● **Work instructions**:
Copy each line of the data below with the word "name".

Stored entries:
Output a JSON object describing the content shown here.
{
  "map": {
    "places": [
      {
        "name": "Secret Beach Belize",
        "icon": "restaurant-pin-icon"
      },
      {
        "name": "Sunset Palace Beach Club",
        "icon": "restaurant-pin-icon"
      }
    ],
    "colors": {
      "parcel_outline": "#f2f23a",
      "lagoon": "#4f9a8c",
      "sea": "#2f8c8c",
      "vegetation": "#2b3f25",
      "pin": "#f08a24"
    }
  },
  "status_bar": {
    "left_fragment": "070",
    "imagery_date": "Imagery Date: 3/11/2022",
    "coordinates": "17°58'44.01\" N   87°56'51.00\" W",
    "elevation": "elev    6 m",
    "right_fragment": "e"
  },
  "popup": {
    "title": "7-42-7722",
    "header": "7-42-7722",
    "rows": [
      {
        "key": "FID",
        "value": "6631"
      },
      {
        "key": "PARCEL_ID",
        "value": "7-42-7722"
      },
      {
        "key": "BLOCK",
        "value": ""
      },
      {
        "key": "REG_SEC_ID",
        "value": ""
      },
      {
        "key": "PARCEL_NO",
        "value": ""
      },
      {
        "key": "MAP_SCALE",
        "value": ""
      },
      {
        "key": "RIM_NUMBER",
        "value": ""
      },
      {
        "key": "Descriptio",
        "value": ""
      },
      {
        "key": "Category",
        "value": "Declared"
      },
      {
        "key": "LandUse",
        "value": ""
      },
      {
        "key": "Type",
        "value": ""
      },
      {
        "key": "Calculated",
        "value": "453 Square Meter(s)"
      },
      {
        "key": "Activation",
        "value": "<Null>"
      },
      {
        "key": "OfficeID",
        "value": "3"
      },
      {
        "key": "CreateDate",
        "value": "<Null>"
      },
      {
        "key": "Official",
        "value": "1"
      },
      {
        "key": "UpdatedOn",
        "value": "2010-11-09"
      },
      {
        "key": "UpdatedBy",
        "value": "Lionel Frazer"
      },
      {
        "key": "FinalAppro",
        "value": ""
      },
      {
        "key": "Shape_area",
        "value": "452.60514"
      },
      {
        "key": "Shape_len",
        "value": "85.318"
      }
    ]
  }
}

● **Worked solution**:
        "name": "Secret Beach Belize",
        "name": "Sunset Palace Beach Club",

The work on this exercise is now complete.